"poultry." A Dictionary of Food and Nutrition. . Encyclopedia.com. (September 19, 2017). http://www.encyclopedia.com/education/dictionaries-thesauruses-pictures-and-press-releases/poultry
"poultry." A Dictionary of Food and Nutrition. . Retrieved September 19, 2017 from Encyclopedia.com: http://www.encyclopedia.com/education/dictionaries-thesauruses-pictures-and-press-releases/poultry
poul·try / ˈpōltrē/ • n. domestic fowl, such as chickens, turkeys, ducks, and geese.
"poultry." The Oxford Pocket Dictionary of Current English. . Encyclopedia.com. (September 19, 2017). http://www.encyclopedia.com/humanities/dictionaries-thesauruses-pictures-and-press-releases/poultry-0

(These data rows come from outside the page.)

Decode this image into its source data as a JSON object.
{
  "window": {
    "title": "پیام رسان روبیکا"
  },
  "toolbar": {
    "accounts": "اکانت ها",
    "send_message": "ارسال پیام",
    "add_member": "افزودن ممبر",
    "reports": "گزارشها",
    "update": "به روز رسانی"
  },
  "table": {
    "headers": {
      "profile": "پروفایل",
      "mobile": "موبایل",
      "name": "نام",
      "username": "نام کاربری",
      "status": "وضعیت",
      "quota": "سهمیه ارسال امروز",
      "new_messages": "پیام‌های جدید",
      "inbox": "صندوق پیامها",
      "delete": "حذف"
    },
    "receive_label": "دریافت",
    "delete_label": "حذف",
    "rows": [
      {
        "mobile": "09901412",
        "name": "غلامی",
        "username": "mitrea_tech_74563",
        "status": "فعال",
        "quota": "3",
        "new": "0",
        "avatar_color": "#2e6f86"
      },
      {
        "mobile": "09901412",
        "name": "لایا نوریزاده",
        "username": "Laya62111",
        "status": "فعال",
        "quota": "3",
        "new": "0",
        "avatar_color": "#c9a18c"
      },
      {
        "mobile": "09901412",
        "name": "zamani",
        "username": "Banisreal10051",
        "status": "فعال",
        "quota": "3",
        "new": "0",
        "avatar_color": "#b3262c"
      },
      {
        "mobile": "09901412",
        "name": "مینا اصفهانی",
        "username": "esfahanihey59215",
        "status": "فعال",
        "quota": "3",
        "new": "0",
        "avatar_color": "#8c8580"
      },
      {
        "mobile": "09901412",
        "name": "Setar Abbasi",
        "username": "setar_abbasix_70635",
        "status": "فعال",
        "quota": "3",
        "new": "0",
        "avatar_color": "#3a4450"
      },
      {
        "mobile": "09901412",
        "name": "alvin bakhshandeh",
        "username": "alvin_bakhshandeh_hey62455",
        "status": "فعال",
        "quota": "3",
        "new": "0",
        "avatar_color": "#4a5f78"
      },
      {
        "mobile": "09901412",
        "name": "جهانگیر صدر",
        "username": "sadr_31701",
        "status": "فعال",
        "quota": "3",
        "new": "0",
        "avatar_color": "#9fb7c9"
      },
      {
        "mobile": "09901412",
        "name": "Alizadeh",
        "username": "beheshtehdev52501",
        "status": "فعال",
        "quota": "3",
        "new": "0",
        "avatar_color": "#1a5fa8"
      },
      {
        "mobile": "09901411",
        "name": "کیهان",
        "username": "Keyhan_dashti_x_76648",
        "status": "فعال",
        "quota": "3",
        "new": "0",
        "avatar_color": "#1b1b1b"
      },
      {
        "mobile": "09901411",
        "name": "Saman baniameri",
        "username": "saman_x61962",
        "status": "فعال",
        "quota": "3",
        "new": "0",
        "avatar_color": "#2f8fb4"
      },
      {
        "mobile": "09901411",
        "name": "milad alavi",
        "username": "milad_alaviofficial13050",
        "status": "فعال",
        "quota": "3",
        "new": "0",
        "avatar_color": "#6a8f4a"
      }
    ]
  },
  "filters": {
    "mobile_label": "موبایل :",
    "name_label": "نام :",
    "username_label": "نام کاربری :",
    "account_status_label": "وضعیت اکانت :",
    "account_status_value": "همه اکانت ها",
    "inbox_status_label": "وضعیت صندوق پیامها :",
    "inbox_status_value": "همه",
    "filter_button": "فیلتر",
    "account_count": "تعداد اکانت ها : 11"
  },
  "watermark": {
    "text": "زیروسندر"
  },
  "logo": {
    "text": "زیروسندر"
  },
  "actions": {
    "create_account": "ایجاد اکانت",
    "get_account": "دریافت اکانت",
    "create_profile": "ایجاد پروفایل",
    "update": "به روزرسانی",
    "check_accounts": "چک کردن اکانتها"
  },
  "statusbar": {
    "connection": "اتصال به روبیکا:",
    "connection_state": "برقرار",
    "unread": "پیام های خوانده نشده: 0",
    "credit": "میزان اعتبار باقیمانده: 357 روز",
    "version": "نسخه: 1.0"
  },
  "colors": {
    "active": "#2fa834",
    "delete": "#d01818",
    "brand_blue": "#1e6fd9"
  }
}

"poultry." The Oxford Pocket Dictionary of Current English. . Retrieved September 19, 2017 from Encyclopedia.com: http://www.encyclopedia.com/humanities/dictionaries-thesauruses-pictures-and-press-releases/poultry-0
"poultry." Oxford Dictionary of Rhymes. . Encyclopedia.com. (September 19, 2017). http://www.encyclopedia.com/humanities/dictionaries-thesauruses-pictures-and-press-releases/poultry
"poultry." Oxford Dictionary of Rhymes. . Retrieved September 19, 2017 from Encyclopedia.com: http://www.encyclopedia.com/humanities/dictionaries-thesauruses-pictures-and-press-releases/poultry